The Newest Bathroom Trends That Are Rocking The Look

New materials and improved technology are bringing changes into how the bathrooms of today are designed, with more options available for both consumers and designers.

With customers able to avail of a wide range of products from companies, from black tapware to Stone Basins on their website, a number of trends have popped up in recent times, which account for a wide range of styles, but retaining a contemporary edge. Like with kitchen design, it seems that some of the best designs are coming from Europe.

Firstly, materials are changing; wherein stone, and stone-like aesthetics, with porcelain and quartz now being part of sinks and basins, especially in integrated models.
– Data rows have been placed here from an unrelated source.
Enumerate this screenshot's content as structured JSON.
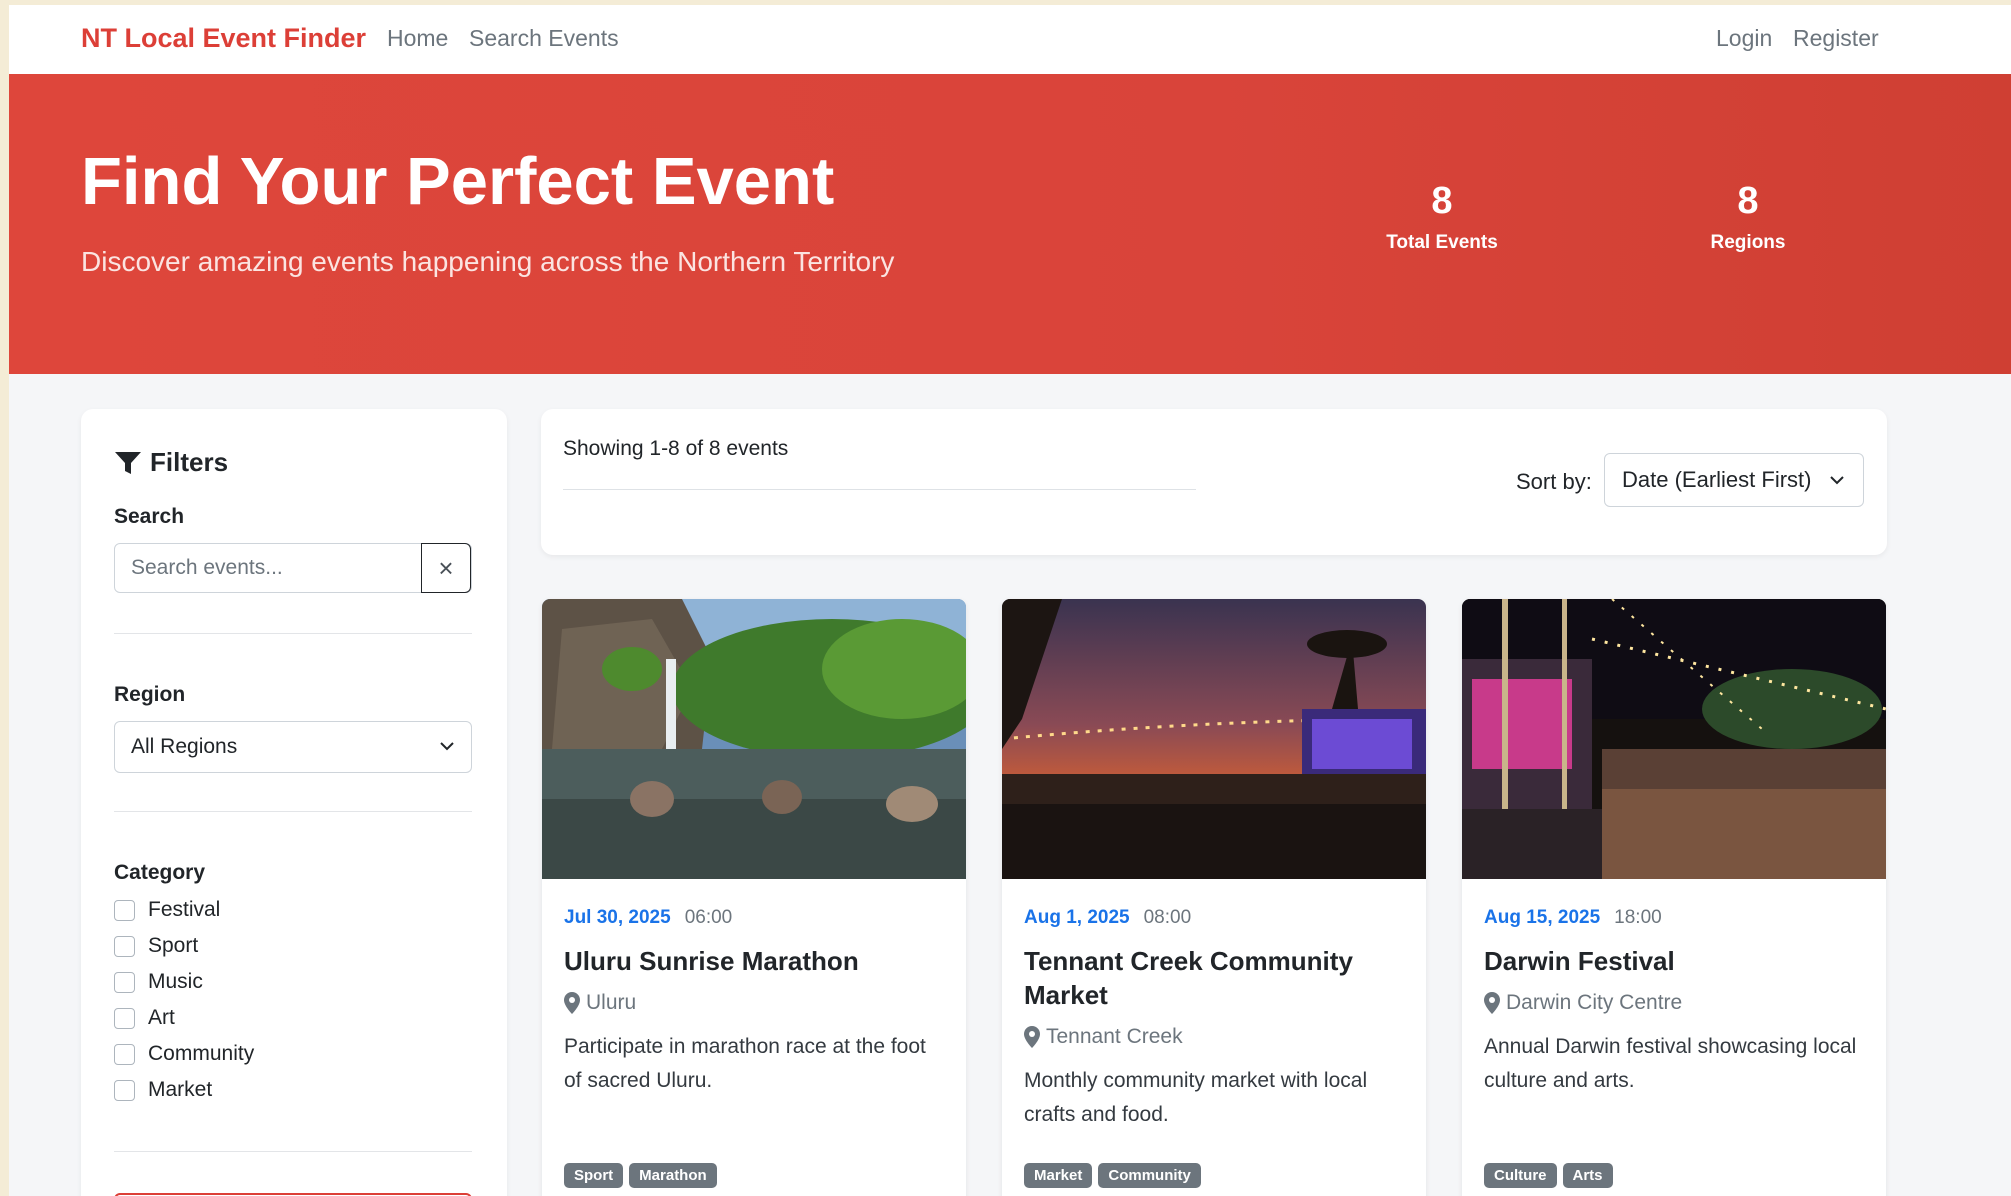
{
  "navbar": {
    "brand": "NT Local Event Finder",
    "links": [
      "Home",
      "Search Events"
    ],
    "login": "Login",
    "register": "Register"
  },
  "hero": {
    "title": "Find Your Perfect Event",
    "subtitle": "Discover amazing events happening across the Northern Territory",
    "stats": [
      {
        "value": "8",
        "label": "Total Events"
      },
      {
        "value": "8",
        "label": "Regions"
      }
    ]
  },
  "filters": {
    "title": "Filters",
    "search_label": "Search",
    "search_placeholder": "Search events...",
    "search_value": "",
    "clear_symbol": "×",
    "region_label": "Region",
    "region_value": "All Regions",
    "category_label": "Category",
    "categories": [
      "Festival",
      "Sport",
      "Music",
      "Art",
      "Community",
      "Market"
    ]
  },
  "results": {
    "showing": "Showing 1-8 of 8 events",
    "sort_label": "Sort by:",
    "sort_value": "Date (Earliest First)"
  },
  "events": [
    {
      "date": "Jul 30, 2025",
      "time": "06:00",
      "title": "Uluru Sunrise Marathon",
      "location": "Uluru",
      "description": "Participate in marathon race at the foot of sacred Uluru.",
      "tags": [
        "Sport",
        "Marathon"
      ]
    },
    {
      "date": "Aug 1, 2025",
      "time": "08:00",
      "title": "Tennant Creek Community Market",
      "location": "Tennant Creek",
      "description": "Monthly community market with local crafts and food.",
      "tags": [
        "Market",
        "Community"
      ]
    },
    {
      "date": "Aug 15, 2025",
      "time": "18:00",
      "title": "Darwin Festival",
      "location": "Darwin City Centre",
      "description": "Annual Darwin festival showcasing local culture and arts.",
      "tags": [
        "Culture",
        "Arts"
      ]
    }
  ],
  "colors": {
    "brand": "#dc3f37",
    "hero_bg": "#d9443a",
    "date_blue": "#1a73e8",
    "tag_bg": "#6c757d"
  }
}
Bathrooms now feature all-in-one looks with quartz, concrete and other, solid-surface materials, giving them a contemporary kitchen-like look that’s seamless and crisp.

Manufacturers are now featuring Stone Basins on their website, with some, like Italy’s Antoniolupi setting the trend with designs like the Controverso, a marble sink featuring a ribbed look, with a linear pedestal and a front that is rounded and irregular with uneven with a torn look, used to break up the very linear aesthetic of the back end of the sink.

In design, curves are used to break up linear spaces. In bathrooms, vessels are used to disrupt the plane of a counter. Though some of the newer sink designs don’t sit on the traditional counter, but on their own pedestals.

The curviest looks in bathroom design however, are from bathtubs. Bathtubs range from the utilitarian architectural look to the aesthetical sculpture look, though most do share the freestanding aspect. Bathtubs are usually the centerpiece for bathrooms, assuming the bathroom has the necessary space for it. In rooms with little space to work with, the front shape of tubs have been toyed with, giving tubs a compressed or tucked in look.

Vanities on the other hand, have been lightening up, with washbasins with legs becoming popular. Vanities’ design trends shows a consideration for smaller space, with tighter, lighter designs for smaller bathroom spaces, featuring storage spaces and other practical considerations cleverly integrated into the design, sacrificing minimal utility for maximum space-saving.

Metals are now being mixed, unlike the older days, wherein mixing black metals with gold was seen as somewhat unthinkable.

The well-designed bathroom of today is unique, with personality, featuring all the technology available in storage, lighting and bathing.

HaroldKNelson